Data to use:
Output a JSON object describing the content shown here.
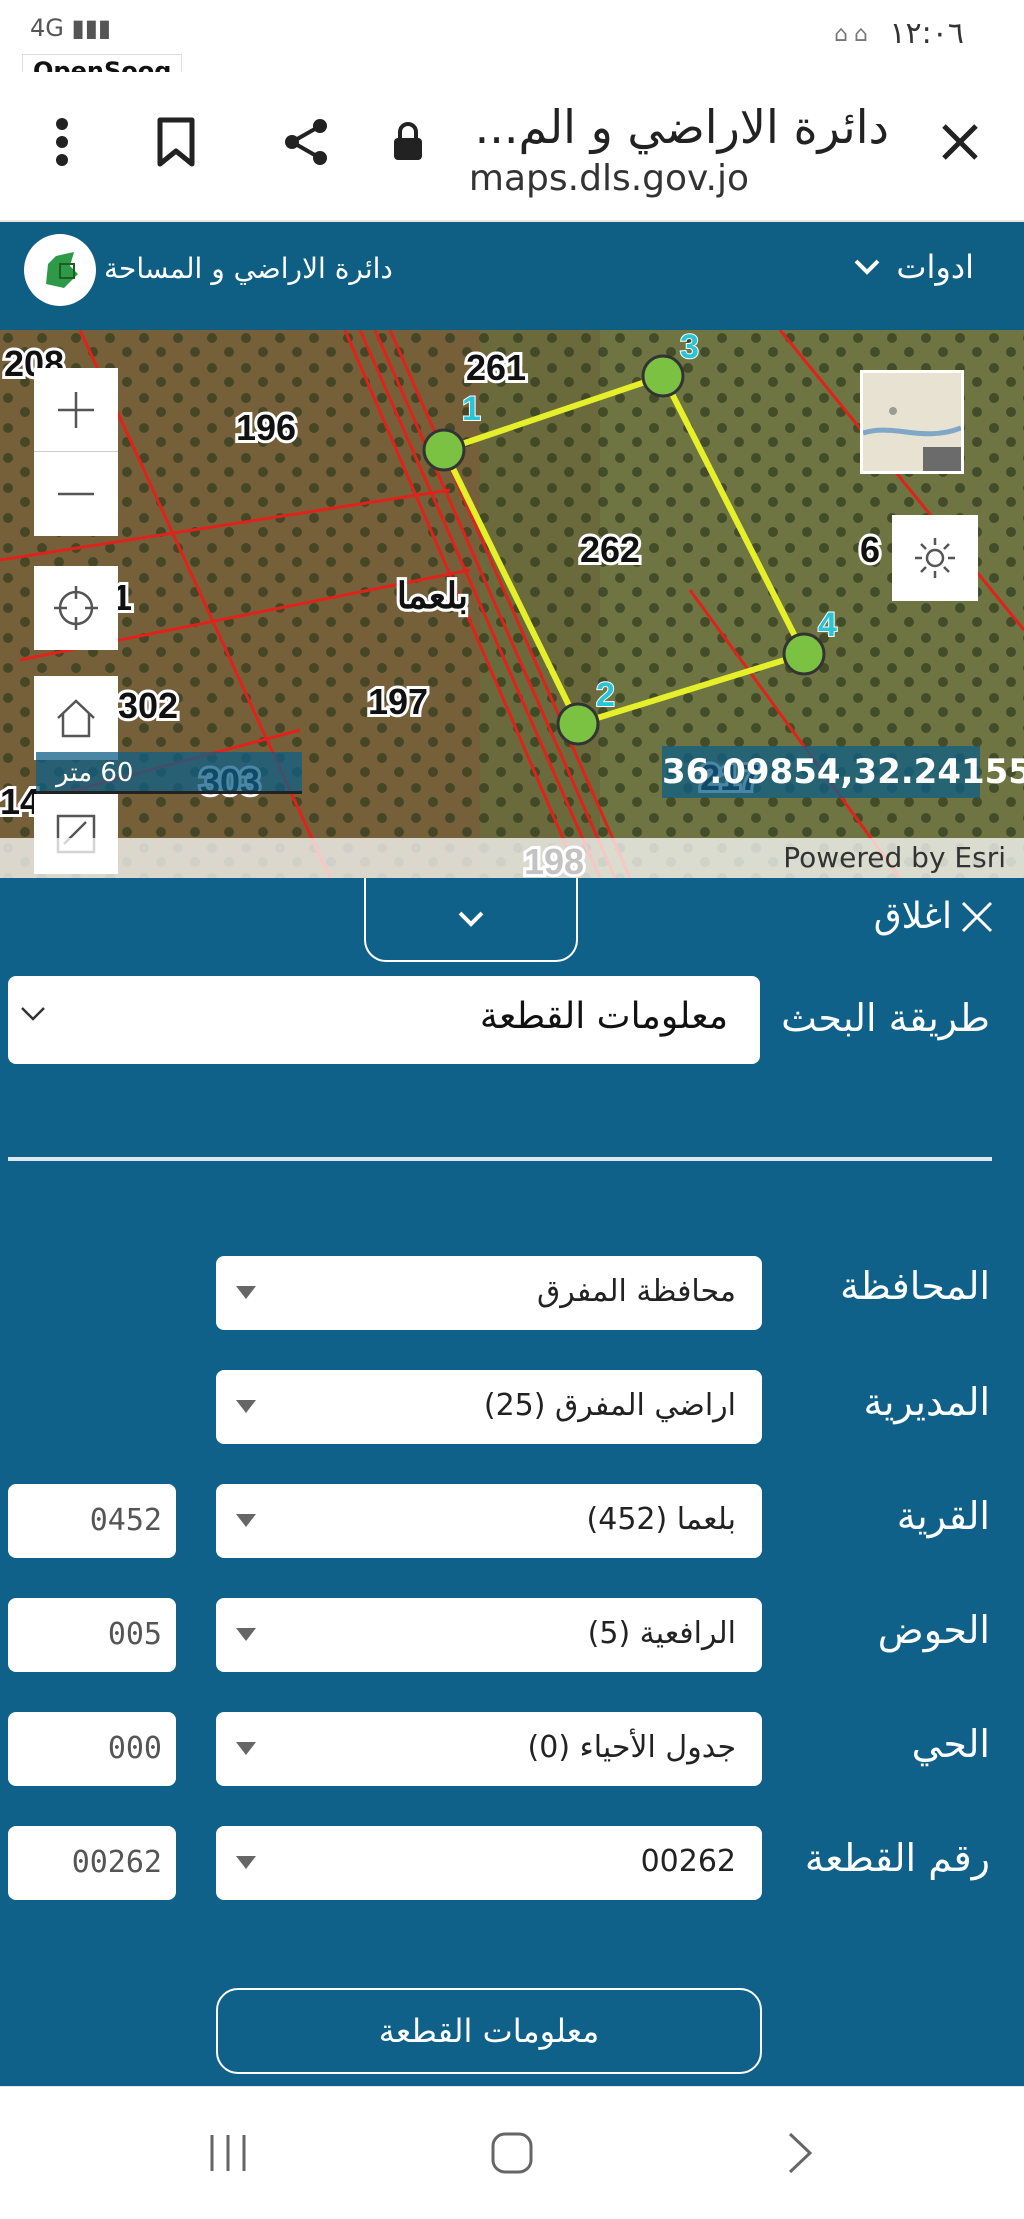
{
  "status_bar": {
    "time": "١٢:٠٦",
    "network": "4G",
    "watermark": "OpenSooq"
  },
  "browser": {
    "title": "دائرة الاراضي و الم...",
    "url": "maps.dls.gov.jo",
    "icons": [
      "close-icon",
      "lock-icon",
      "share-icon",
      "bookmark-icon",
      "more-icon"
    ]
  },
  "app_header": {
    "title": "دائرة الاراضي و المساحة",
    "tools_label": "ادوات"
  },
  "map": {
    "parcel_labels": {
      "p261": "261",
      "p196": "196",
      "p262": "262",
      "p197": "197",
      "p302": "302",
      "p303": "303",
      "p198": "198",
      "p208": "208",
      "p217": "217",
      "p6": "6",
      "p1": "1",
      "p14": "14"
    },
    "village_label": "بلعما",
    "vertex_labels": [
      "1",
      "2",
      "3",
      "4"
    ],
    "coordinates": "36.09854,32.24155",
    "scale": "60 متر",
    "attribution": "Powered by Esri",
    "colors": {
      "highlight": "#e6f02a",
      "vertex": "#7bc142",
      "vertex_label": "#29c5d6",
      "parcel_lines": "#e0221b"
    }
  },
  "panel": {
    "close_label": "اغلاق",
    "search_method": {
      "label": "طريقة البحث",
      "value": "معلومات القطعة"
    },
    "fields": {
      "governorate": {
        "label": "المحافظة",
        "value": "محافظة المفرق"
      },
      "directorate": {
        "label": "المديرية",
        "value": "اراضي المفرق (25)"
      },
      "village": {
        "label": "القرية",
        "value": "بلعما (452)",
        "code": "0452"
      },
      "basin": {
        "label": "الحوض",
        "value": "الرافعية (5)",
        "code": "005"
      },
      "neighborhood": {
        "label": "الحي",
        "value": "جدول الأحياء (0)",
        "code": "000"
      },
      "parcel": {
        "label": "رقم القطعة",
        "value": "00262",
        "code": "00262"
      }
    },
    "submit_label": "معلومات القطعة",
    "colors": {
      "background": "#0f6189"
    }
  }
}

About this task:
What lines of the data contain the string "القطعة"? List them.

Output of the task:
      "value": "معلومات القطعة"
        "label": "رقم القطعة",
    "submit_label": "معلومات القطعة",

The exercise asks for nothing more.